However, where a casual does not have any legitimate reason not to work, in our view it would be open to an employer to engage in a process whereby they look to terminate the casual engagement. While an employer most likely cannot direct a casual to work, it can look at terminating their employment if they are no longer willing to make themselves available (and those employees would cease to receive JobKeeper payments).

Importantly though, ‘long term casuals’ under the JobKeeper scheme will most likely be eligible to make an unfair dismissal claim. Therefore, employers need to ensure that they have a ‘valid reason’ for dismissal and that the dismissal is effected in a procedurally fair manner. This would involve putting a casual on notice that a failure to accept shifts may result in termination of employment. The best rule of thumb is really to treat your casual like you would a permanent employee in the same or similar circumstances. As we said – it seems you can be a little bit casual!

Genuine casuals

The associated sleeper issue with classifying casual employees as ‘long term casuals’ for the purposes of the JobKeeper scheme is that they may later seek to argue that they are in fact permanent employees entitled to permanent employment entitlements.

It remains to be seen whether classifying employees as long term casuals for the purposes of JobKeeper flushes out misclassification cases but it is as important as ever for employers to ensure they are properly classifying employees and that employment is underpinned by robust employment contracts including casual loading offset clauses.

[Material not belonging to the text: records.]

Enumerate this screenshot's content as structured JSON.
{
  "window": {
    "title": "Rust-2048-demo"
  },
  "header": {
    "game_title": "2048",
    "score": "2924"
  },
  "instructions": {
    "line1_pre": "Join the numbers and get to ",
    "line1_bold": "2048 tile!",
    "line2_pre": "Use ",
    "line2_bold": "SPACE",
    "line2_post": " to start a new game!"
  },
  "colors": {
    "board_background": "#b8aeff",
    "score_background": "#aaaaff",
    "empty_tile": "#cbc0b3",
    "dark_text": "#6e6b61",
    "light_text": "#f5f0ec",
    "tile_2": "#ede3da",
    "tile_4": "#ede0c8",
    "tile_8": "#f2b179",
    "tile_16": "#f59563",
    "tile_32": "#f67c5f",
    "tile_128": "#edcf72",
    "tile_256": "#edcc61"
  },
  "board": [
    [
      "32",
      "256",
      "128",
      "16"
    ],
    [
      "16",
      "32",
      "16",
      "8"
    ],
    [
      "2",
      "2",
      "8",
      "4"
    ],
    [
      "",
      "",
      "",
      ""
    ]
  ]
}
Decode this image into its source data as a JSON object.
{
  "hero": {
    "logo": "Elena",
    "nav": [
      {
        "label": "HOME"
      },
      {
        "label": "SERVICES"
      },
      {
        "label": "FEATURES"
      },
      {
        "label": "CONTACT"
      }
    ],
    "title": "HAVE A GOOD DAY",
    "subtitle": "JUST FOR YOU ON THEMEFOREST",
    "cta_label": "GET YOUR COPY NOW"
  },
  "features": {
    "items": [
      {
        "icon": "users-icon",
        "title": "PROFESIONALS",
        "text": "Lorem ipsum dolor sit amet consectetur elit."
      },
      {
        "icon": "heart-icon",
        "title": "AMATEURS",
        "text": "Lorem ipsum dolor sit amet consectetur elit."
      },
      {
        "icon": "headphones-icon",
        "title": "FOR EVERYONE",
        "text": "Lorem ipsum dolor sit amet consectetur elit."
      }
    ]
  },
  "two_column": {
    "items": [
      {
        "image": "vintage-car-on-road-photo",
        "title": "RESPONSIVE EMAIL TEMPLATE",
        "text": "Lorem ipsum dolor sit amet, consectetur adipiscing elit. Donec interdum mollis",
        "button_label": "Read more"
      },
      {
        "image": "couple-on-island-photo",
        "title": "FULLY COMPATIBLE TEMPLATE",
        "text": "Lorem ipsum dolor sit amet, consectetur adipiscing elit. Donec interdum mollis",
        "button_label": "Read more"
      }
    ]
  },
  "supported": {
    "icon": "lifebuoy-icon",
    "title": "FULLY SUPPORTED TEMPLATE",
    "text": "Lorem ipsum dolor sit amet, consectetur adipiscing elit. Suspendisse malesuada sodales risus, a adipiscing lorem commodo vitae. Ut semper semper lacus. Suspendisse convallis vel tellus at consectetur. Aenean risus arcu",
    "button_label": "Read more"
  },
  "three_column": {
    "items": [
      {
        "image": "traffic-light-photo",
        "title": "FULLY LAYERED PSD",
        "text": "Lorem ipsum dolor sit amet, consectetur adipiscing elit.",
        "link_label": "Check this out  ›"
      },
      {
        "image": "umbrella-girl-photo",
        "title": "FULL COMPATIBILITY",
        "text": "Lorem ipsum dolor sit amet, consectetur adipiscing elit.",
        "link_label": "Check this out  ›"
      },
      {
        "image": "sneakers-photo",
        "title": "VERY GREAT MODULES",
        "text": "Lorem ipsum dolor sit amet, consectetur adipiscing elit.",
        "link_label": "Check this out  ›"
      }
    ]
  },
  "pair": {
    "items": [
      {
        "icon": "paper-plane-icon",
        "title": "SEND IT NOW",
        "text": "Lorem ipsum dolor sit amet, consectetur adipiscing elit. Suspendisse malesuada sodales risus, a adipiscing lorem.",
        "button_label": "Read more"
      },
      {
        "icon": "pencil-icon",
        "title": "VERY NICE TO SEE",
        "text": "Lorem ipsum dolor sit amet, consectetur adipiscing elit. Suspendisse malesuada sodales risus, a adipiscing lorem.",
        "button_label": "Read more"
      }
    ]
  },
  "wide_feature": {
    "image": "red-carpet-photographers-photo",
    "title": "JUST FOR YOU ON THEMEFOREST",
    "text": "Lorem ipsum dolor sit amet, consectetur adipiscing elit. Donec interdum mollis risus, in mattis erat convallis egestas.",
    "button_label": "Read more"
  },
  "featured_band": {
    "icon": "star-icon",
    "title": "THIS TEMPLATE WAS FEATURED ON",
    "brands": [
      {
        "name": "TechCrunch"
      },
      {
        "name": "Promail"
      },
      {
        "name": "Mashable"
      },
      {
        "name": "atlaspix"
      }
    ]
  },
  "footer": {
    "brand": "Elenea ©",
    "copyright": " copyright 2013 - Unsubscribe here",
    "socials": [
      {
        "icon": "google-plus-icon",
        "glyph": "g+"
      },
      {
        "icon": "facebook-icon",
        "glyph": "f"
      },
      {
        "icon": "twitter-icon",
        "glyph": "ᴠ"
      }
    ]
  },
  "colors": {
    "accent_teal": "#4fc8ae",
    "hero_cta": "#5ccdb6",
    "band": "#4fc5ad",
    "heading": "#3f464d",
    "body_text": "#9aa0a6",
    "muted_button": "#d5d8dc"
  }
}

Gadens disclaimer: This article deals with a range of complex, and in some cases novel, issues and employers are encouraged to seek tailored legal advice for their individual circumstances.

Source: This article was originally published on Gadens’ website, 22 October 2020, and has been reproduced with permission.